Thanks.I solved this one too. –  user13772 Sep 2 '12 at 4:08
Alright, I think I managed to solve it.Here is my attempt: I shall use the notations described in my post. Let $\mu_k$ denoted the mean of a random variable $k$.

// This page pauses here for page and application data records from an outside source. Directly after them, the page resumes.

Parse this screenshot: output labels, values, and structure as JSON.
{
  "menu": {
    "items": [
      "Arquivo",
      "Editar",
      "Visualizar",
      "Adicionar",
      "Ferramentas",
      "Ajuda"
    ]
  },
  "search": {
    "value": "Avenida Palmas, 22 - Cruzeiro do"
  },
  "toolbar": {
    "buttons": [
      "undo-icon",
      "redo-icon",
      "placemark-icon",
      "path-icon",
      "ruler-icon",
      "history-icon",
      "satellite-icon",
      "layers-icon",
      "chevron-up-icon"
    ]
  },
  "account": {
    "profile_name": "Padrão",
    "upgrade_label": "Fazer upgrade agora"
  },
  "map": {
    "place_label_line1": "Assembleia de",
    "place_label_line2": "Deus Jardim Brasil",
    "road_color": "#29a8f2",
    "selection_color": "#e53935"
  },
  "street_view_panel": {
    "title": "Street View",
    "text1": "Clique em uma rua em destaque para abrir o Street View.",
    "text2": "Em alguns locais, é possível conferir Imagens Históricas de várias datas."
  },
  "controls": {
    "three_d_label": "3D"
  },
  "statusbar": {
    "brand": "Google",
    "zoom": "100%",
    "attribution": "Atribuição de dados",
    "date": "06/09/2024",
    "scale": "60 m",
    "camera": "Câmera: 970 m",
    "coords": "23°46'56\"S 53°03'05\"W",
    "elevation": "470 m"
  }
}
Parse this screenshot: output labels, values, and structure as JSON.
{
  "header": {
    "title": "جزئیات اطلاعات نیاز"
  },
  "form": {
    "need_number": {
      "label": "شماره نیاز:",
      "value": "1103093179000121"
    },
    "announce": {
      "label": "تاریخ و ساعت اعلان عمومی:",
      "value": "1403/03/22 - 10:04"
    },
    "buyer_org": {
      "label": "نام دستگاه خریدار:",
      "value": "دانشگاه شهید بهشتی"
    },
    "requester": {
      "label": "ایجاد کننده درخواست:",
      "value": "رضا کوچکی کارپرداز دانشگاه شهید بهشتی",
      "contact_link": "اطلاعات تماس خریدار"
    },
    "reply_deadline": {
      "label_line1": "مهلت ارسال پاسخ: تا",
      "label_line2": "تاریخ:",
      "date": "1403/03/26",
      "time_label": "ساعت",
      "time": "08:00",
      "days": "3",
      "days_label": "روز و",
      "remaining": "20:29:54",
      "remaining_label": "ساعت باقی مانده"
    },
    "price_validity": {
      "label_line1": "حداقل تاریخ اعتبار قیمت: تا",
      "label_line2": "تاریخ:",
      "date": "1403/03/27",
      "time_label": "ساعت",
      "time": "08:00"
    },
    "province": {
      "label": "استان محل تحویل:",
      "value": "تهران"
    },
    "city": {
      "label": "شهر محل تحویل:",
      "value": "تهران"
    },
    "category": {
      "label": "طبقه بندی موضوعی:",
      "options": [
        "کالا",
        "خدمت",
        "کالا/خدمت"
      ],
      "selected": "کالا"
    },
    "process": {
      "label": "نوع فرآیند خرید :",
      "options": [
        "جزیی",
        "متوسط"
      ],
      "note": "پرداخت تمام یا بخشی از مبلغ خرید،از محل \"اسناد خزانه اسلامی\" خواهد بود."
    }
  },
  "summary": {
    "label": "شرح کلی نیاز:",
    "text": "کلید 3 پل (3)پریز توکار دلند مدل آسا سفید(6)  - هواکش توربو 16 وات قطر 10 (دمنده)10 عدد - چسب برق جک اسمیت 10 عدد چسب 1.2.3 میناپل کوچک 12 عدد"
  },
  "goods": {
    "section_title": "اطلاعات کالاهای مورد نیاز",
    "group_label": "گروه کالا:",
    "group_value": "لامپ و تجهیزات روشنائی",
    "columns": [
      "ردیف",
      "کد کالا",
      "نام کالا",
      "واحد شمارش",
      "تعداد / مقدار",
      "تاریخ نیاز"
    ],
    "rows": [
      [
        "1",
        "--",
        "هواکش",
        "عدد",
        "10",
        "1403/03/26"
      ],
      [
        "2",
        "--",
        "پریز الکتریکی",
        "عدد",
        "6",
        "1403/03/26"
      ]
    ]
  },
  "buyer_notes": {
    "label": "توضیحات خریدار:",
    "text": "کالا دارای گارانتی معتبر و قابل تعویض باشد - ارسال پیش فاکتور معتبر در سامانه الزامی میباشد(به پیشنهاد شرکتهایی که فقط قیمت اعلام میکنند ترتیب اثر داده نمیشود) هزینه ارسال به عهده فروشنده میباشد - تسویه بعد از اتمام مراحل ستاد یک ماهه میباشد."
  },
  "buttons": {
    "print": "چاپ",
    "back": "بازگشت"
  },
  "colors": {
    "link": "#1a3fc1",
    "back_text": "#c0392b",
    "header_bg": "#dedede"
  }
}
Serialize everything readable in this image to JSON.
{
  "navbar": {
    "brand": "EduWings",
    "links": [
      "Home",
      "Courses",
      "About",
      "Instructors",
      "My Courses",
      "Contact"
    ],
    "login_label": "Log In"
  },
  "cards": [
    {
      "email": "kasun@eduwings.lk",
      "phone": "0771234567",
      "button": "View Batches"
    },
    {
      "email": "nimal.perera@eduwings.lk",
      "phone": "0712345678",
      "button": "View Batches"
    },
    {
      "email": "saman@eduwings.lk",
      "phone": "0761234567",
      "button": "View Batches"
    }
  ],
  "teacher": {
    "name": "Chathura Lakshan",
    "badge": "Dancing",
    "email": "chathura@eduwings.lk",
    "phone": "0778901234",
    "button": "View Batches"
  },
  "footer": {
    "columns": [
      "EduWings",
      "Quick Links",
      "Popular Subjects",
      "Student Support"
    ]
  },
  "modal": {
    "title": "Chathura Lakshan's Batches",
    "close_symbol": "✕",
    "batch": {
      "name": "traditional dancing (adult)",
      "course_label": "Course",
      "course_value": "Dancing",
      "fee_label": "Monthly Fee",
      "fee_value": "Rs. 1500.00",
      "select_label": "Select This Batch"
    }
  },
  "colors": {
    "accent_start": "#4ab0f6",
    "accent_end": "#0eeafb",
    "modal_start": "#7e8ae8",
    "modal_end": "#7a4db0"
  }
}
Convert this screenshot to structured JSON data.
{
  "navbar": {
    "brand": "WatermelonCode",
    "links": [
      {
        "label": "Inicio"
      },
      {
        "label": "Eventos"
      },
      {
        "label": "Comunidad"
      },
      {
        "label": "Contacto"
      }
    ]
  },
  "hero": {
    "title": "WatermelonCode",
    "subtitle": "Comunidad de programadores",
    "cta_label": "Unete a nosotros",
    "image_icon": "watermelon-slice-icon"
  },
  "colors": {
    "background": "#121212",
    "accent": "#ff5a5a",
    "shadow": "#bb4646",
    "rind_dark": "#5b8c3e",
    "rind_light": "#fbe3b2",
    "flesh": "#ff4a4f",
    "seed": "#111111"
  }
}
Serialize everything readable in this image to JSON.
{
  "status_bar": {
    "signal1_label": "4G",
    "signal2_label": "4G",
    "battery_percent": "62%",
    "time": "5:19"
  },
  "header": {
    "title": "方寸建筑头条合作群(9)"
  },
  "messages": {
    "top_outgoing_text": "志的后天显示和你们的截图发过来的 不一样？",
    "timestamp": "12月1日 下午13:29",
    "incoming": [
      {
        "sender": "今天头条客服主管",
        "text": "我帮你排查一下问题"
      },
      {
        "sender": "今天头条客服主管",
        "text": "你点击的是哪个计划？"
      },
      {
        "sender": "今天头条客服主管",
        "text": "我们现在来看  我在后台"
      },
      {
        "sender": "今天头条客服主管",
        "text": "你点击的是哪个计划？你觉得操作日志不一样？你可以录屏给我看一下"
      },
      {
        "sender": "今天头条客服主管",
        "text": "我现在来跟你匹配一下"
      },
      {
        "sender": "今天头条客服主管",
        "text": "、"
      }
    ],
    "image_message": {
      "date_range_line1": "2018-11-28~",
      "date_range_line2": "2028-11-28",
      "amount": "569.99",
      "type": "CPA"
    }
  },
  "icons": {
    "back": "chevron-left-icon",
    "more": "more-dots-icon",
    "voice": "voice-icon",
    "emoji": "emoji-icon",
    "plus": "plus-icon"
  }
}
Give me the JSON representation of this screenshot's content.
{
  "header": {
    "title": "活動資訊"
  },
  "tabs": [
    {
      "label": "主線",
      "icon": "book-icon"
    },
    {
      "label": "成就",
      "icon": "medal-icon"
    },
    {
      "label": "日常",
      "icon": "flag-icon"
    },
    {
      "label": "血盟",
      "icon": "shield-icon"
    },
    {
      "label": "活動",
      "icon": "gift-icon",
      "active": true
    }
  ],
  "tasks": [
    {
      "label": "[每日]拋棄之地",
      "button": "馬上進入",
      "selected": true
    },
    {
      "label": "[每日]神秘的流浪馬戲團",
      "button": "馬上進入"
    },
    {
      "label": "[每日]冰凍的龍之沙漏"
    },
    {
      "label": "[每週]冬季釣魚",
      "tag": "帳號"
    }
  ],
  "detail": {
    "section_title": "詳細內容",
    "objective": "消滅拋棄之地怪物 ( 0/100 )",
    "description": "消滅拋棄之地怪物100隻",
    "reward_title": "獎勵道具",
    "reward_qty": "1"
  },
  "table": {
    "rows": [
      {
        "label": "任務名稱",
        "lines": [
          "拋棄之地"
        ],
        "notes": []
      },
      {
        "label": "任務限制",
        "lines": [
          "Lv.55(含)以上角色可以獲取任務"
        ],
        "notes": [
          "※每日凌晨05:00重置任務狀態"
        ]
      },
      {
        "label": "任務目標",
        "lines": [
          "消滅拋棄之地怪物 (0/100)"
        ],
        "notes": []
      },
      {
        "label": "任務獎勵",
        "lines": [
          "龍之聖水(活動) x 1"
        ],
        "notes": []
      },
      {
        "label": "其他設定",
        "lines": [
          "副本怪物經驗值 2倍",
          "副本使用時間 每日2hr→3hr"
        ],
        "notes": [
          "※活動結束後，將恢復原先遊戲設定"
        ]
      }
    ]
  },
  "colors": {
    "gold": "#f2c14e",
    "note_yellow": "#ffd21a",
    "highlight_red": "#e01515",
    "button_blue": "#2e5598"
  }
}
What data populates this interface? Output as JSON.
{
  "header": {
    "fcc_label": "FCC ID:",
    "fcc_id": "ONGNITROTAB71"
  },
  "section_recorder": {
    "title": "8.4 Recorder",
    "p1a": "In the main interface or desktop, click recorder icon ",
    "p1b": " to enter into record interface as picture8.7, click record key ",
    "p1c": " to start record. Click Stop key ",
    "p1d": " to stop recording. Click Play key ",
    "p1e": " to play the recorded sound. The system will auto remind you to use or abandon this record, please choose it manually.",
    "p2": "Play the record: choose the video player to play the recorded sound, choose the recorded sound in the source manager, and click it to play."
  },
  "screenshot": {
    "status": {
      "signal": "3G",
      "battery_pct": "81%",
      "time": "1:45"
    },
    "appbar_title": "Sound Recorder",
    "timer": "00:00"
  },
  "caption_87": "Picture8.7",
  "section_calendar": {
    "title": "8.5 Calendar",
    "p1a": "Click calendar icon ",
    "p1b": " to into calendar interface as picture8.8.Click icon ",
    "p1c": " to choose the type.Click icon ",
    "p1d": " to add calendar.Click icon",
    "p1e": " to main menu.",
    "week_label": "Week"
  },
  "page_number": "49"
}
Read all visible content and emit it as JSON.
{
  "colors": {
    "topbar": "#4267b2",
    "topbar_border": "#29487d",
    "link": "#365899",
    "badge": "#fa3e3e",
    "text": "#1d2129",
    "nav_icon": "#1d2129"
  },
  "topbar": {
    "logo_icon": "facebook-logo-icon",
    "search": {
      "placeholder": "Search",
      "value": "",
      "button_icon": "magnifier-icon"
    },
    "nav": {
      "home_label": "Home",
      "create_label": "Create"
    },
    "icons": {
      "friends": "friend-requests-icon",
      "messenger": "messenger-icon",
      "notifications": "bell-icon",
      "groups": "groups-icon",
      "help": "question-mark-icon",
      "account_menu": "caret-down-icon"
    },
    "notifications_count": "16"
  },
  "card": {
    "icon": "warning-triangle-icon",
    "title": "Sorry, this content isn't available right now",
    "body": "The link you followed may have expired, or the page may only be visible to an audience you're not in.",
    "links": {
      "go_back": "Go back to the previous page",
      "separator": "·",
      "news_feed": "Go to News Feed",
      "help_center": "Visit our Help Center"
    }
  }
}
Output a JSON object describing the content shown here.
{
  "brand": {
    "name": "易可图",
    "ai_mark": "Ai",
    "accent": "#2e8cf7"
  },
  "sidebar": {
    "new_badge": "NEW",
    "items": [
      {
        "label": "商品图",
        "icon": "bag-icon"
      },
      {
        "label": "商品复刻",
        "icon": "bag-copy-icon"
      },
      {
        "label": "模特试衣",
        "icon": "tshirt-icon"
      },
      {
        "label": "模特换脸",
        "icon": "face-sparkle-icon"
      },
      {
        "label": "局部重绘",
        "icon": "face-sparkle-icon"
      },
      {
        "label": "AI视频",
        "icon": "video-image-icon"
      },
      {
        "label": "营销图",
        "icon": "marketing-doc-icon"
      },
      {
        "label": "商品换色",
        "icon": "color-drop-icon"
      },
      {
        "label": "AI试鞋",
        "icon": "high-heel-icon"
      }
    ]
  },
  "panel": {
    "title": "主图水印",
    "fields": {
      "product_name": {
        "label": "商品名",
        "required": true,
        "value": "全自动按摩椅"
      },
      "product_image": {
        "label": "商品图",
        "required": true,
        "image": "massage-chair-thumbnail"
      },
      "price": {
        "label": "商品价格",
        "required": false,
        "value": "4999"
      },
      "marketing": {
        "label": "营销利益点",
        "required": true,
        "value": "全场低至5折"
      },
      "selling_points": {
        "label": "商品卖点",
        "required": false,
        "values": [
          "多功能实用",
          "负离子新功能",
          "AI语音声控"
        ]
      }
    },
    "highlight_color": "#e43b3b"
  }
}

$(u_i-\mu_x)=(x_i-\mu_x)\cos\theta+(y_i-\mu_y)\sin\theta$ and $v_i-\mu_v=(y_i-\mu_y)\cos\theta-(x_i-\mu_x)\sin\theta$.Note that $$Cov(u,v)=\frac{1}{n}\sum_{i=1}^n(u_i-\mu_u)(v_i-\mu_v)=0$$.Plugging in the values of $(u_i-\mu_u)$ and $v_i-\mu_v)$ and and expanding, we get $$\sum_{i=1}^n[(x_i-\mu_x)(y_i-\mu_y)\cos^2\theta-(x_i-\mu_x)^2\sin\theta\cos\theta+(y_i-\mu_y)^2\cos\theta\sin\theta-(x_i-\mu_x)(y_i-\mu_y)\sin^2\theta]$$.The result follows.